About this task
Go through the records line by line. Report how many lines contain "icon", with nothing else.

Data to examine
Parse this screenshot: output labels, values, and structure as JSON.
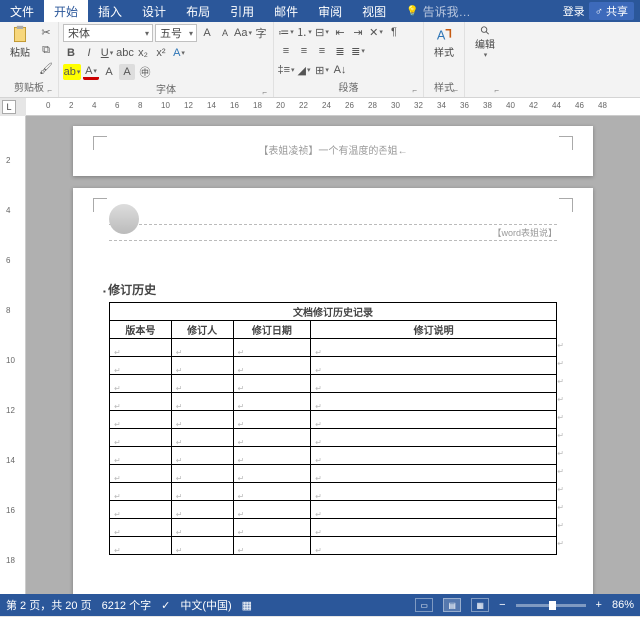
{
  "tabs": {
    "file": "文件",
    "home": "开始",
    "insert": "插入",
    "design": "设计",
    "layout": "布局",
    "references": "引用",
    "mailings": "邮件",
    "review": "审阅",
    "view": "视图",
    "tell": "告诉我…",
    "login": "登录",
    "share": "共享"
  },
  "ribbon": {
    "clipboard": {
      "label": "剪贴板",
      "paste": "粘贴"
    },
    "font": {
      "label": "字体",
      "name": "宋体",
      "size": "五号"
    },
    "paragraph": {
      "label": "段落"
    },
    "styles": {
      "label": "样式",
      "btn": "样式"
    },
    "editing": {
      "label": "",
      "btn": "编辑"
    }
  },
  "ruler": {
    "marks": [
      0,
      2,
      4,
      6,
      8,
      10,
      12,
      14,
      16,
      18,
      20,
      22,
      24,
      26,
      28,
      30,
      32,
      34,
      36,
      38,
      40,
      42,
      44,
      46,
      48
    ]
  },
  "rulerv": {
    "marks": [
      2,
      4,
      6,
      8,
      10,
      12,
      14,
      16,
      18
    ]
  },
  "page1": {
    "header": "【表姐凌祯】一个有温度的존姐←"
  },
  "page2": {
    "breaklabel": "【word表姐说】",
    "section": "修订历史",
    "table": {
      "title": "文档修订历史记录",
      "headers": [
        "版本号",
        "修订人",
        "修订日期",
        "修订说明"
      ],
      "rows": 12
    }
  },
  "status": {
    "page": "第 2 页，共 20 页",
    "words": "6212 个字",
    "lang": "中文(中国)",
    "zoom": "86%"
  }
}
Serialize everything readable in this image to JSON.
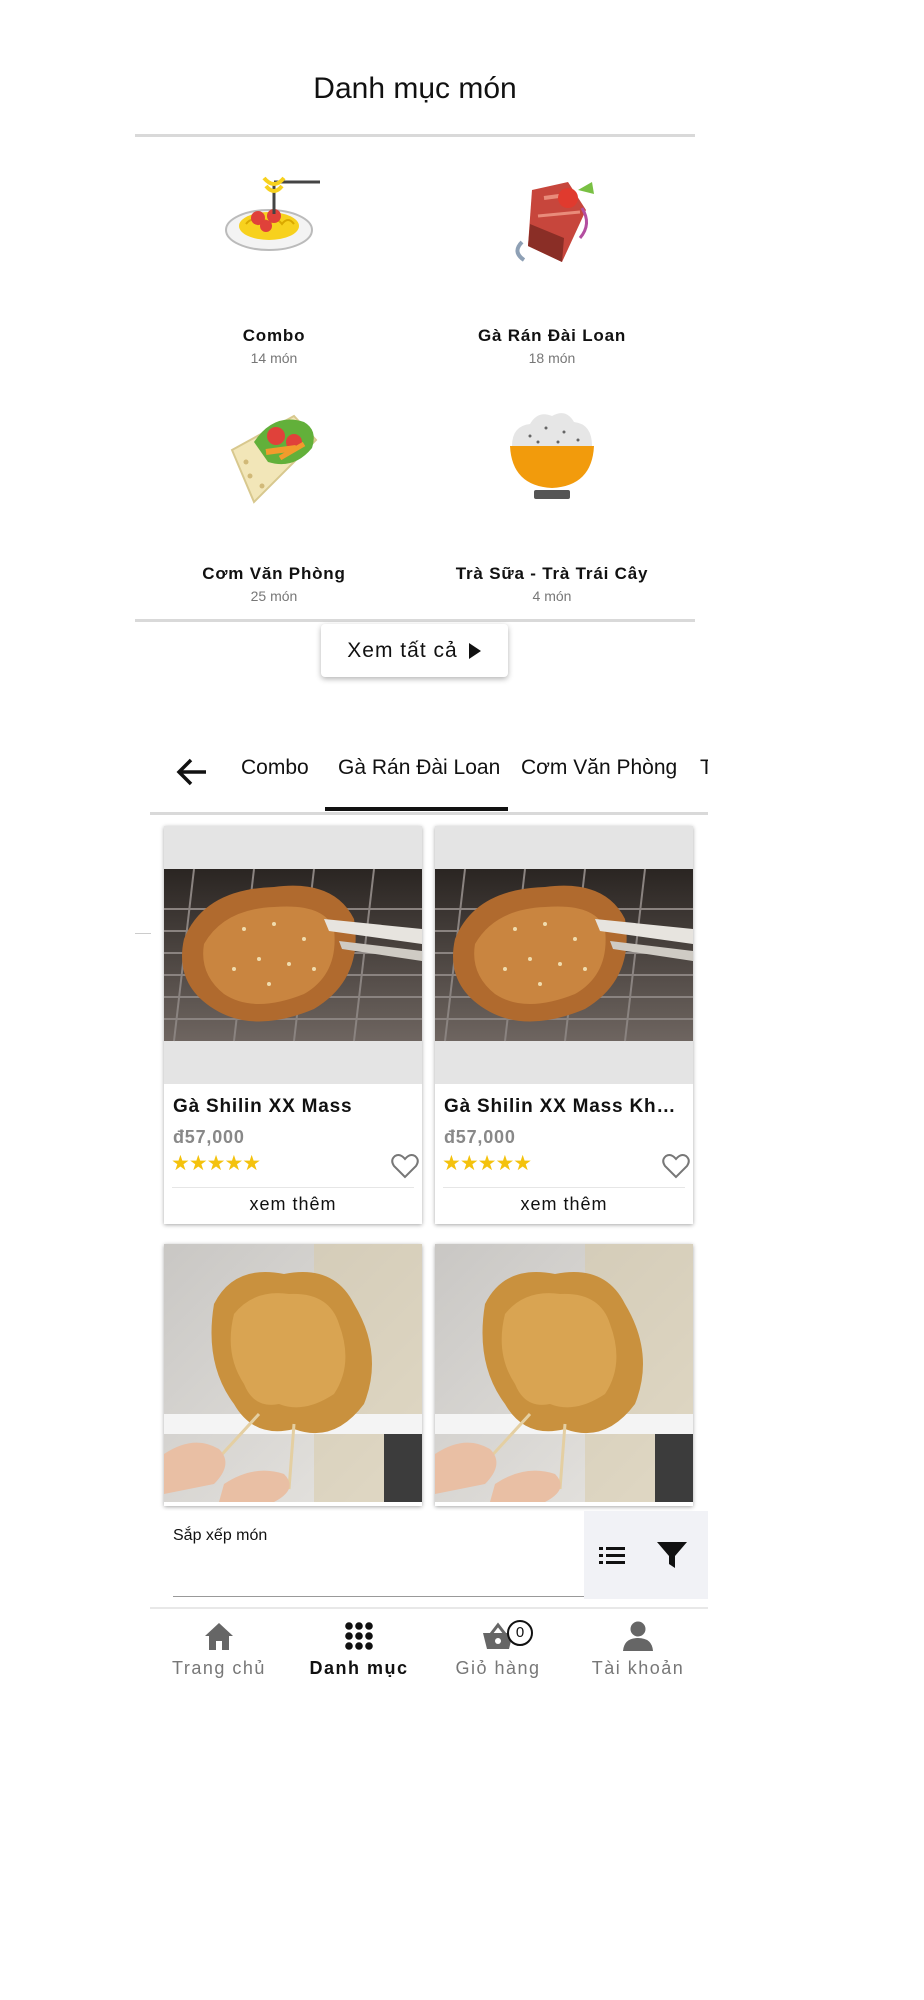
{
  "category_section": {
    "title": "Danh mục món",
    "items": [
      {
        "name": "Combo",
        "count": "14 món",
        "icon": "spaghetti-icon"
      },
      {
        "name": "Gà Rán Đài Loan",
        "count": "18 món",
        "icon": "meat-skewer-icon"
      },
      {
        "name": "Cơm Văn Phòng",
        "count": "25 món",
        "icon": "burrito-icon"
      },
      {
        "name": "Trà Sữa - Trà Trái Cây",
        "count": "4 món",
        "icon": "rice-bowl-icon"
      }
    ],
    "see_all_label": "Xem tất cả"
  },
  "tabs": {
    "items": [
      "Combo",
      "Gà Rán Đài Loan",
      "Cơm Văn Phòng",
      "Trà Sữa - Trà Trái Cây"
    ],
    "active_index": 1
  },
  "products": [
    {
      "name": "Gà Shilin XX Mass",
      "price": "đ57,000",
      "rating": 5,
      "stars": "★★★★★",
      "more_label": "xem thêm",
      "image": "fried-chicken-on-grill-photo"
    },
    {
      "name": "Gà Shilin XX Mass Không Cay",
      "price": "đ57,000",
      "rating": 5,
      "stars": "★★★★★",
      "more_label": "xem thêm",
      "image": "fried-chicken-on-grill-photo"
    },
    {
      "image": "fried-chicken-on-stick-photo"
    },
    {
      "image": "fried-chicken-on-stick-photo"
    }
  ],
  "sort_bar": {
    "label": "Sắp xếp món",
    "list_icon": "list-icon",
    "filter_icon": "filter-icon"
  },
  "bottom_nav": {
    "items": [
      {
        "label": "Trang chủ",
        "icon": "home-icon"
      },
      {
        "label": "Danh mục",
        "icon": "grid-icon"
      },
      {
        "label": "Giỏ hàng",
        "icon": "basket-icon"
      },
      {
        "label": "Tài khoản",
        "icon": "person-icon"
      }
    ],
    "active_index": 1,
    "cart_count": "0"
  },
  "colors": {
    "accent": "#111111",
    "star": "#f4c20d",
    "muted": "#777777",
    "divider": "#d9d9d9"
  }
}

Response box
10